Coming hand-in-hand with work/life balance is the desire for their workplace to be one millennial workers actually enjoy spending time in.
Rather than a stale office environment, millennials have a greater expectation that work spaces are an enjoyable, relaxed environment with a culture that suits them. This means companies should work on creating spaces that spur innovation, creativity and relaxation – think bean bags, early Friday finishes, free breakfasts – as well as making time for socialization, team building and mentoring.
According to Fortune research, millennials who say they have a great place to work are 20 times more likely to stay with the company than their peers who do not have that experience.
Regular updates and feedback on their performance at the company is key to happiness for many millennial employees. A Clutch survey indicated that 72% of millennials who consistently receive accurate feedback from their managers are satisfied with their workplace, compared with just 38% who feel fulfilled without receiving feedback.
Some would argue that this desire for instantaneous feedback is due to growing up in an internet-driven world, meaning that millennials are used to receiving immediate results. However, Eugene Seagriff, director of Go To Market Strategy at LG Electronics argues that they aren't unusual in this sense.
"People earlier in their careers seem to need more positive reinforcement and feedback, but I'm not sure that if that is actually unique to any particular generation," Seagriff notes.
Scott Blumsack agrees, noting that they "respond well to managers who support their ambitions and empower them to reach their goals". Blumsack adds that "because they value new devices, mobility and clear means of communication, they require a new style of management that includes direct communication that is visual and without frills or unnecessary details".
Company reputation and transparency
Company reputation and how seriously a business takes corporate social responsibility has never been more important to any generation.
" Millennials are drawn to companies with strong brand identities," notes Blumsack. "Determine what makes your brand unique and relevant, and make sure that messaging comes through when communicating. Being transparent and authentic in all forms of communication will connect you to millennials (and Gen Z'ers for that matter) without seeming too promotional."
"Millennials tend to be ambitious, motivated by principles and social engagement, and are attracted by companies that are cultural matches," adds Lucia Ponginebbi, VP, global R&D, snacks platform at PepsiCo.
Transparency in the company's mission is crucial in 2018, and there are a number of ways to do this, both big and small, from opening up meetings to everyone in the business to posting financial results openly for everyone in the company to view.
Tristan Thomas, head of marketing and community at London-based startup bank, Monzo, recommends practicing "radical transparency" by copying all emails into an email list.
Thomas says: "This breeds this incredible trust between people, because you can see that every single person makes mistakes and you can see that everyone is really human,"
Social media is probably one of the best and easiest ways promote your business to millennials in this light, as it provides the perfect platform to showcase your values and connect with potential employees.

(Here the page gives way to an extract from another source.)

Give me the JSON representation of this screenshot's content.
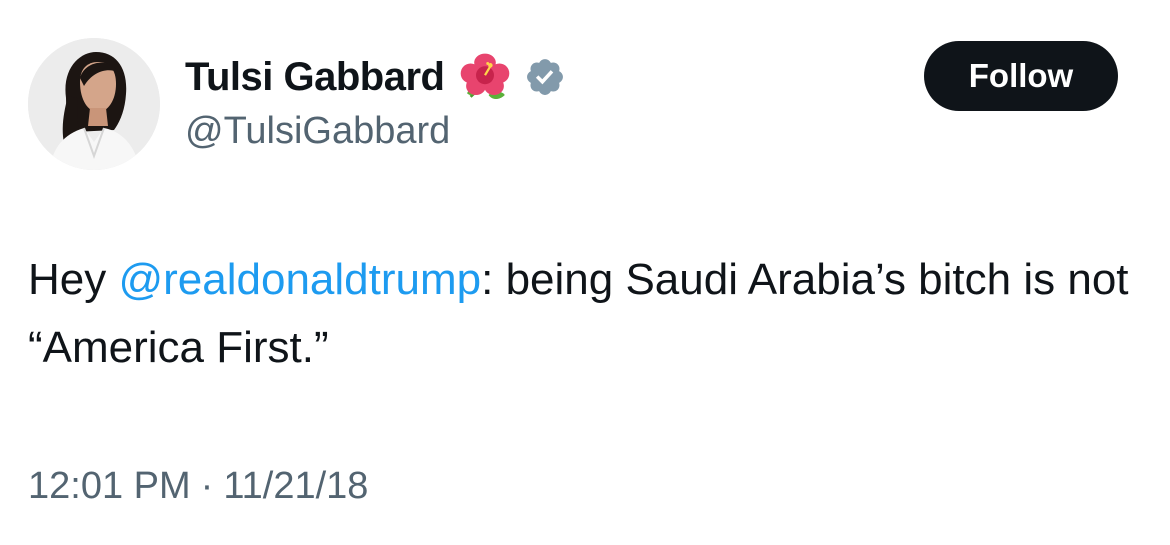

Overall, millennials are not that different from generations that came before, except that the availability of information through the internet has given them confidence and ambition that exceeds that of older workers at the same age.
Lucia Ponginebbi offers some closing advice: "Companies need to keep adapting in order to be a target employer, capable of attracting and retaining the best talent regardless of the generation with which they associate."
Learn more about effective methods of hiring and retaining employees and hear from Blumsack, Ponginebbi and Seagriff at Innovation Enterprise's Chief Strategy Officer Summit in New York on December 6–7, 2018. Check out the full agenda and book tickets HERE.